**TASK DIRECTIONS:** Reproduce every record below exactly as written, but leave out any pictures.

**LISTED ENTRIES:**
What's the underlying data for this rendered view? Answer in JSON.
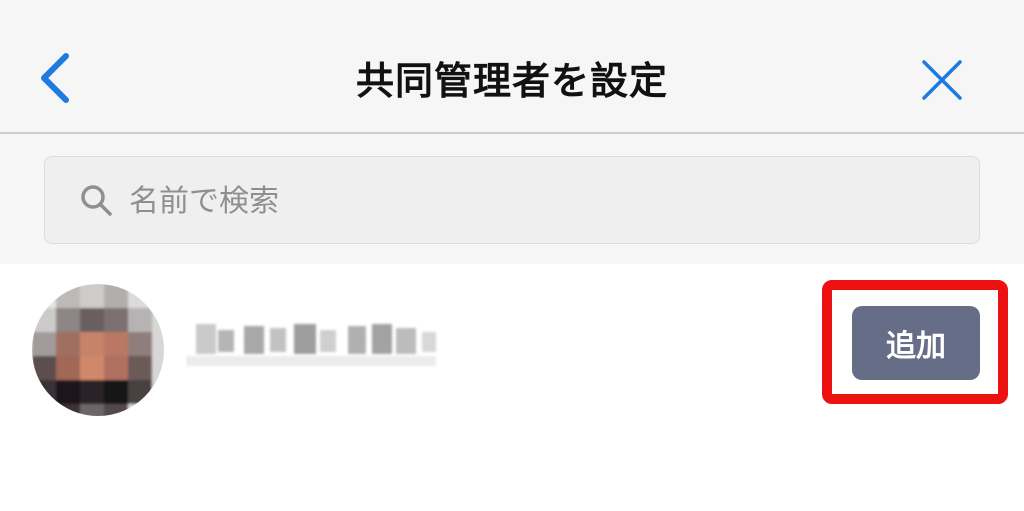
{
  "header": {
    "title": "共同管理者を設定",
    "back_icon": "chevron-left-icon",
    "close_icon": "close-icon",
    "accent_color": "#1f7ae0"
  },
  "search": {
    "placeholder": "名前で検索",
    "value": "",
    "icon": "search-icon"
  },
  "users": [
    {
      "add_label": "追加"
    }
  ],
  "colors": {
    "add_button": "#666e87",
    "highlight": "#ee1111",
    "header_bg": "#f6f6f6"
  }
}
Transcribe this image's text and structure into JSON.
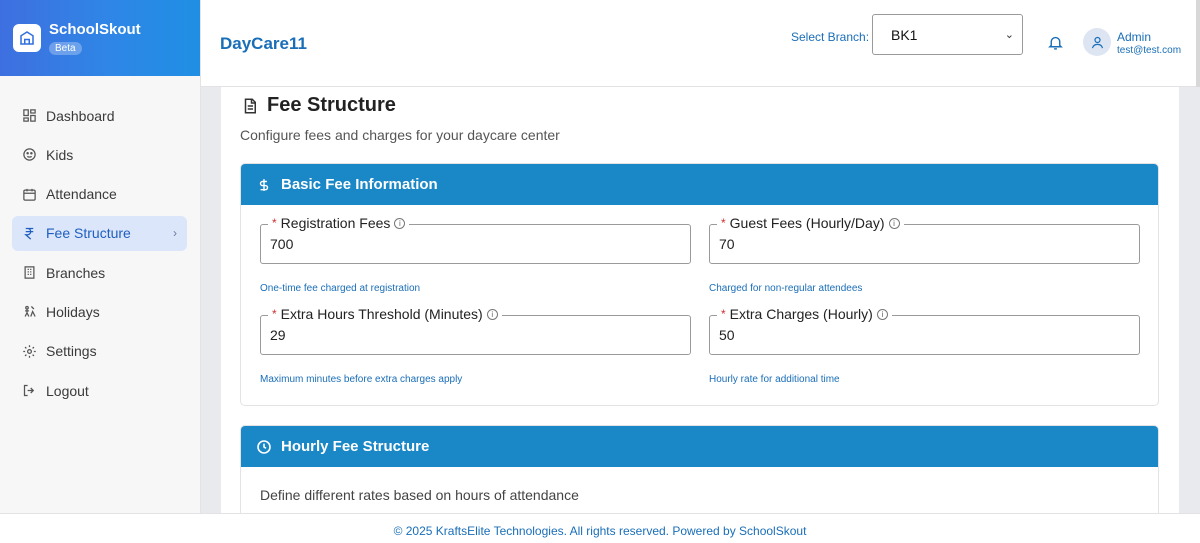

**RESPONSE BELOW:**
What's the underlying data for this rendered view? Answer in JSON.
{
  "header": {
    "title": "共同管理者を設定",
    "back_icon": "chevron-left-icon",
    "close_icon": "close-icon",
    "accent_color": "#1f7ae0"
  },
  "search": {
    "placeholder": "名前で検索",
    "value": "",
    "icon": "search-icon"
  },
  "users": [
    {
      "add_label": "追加"
    }
  ],
  "colors": {
    "add_button": "#666e87",
    "highlight": "#ee1111",
    "header_bg": "#f6f6f6"
  }
}
Transcribe this image's text and structure into JSON.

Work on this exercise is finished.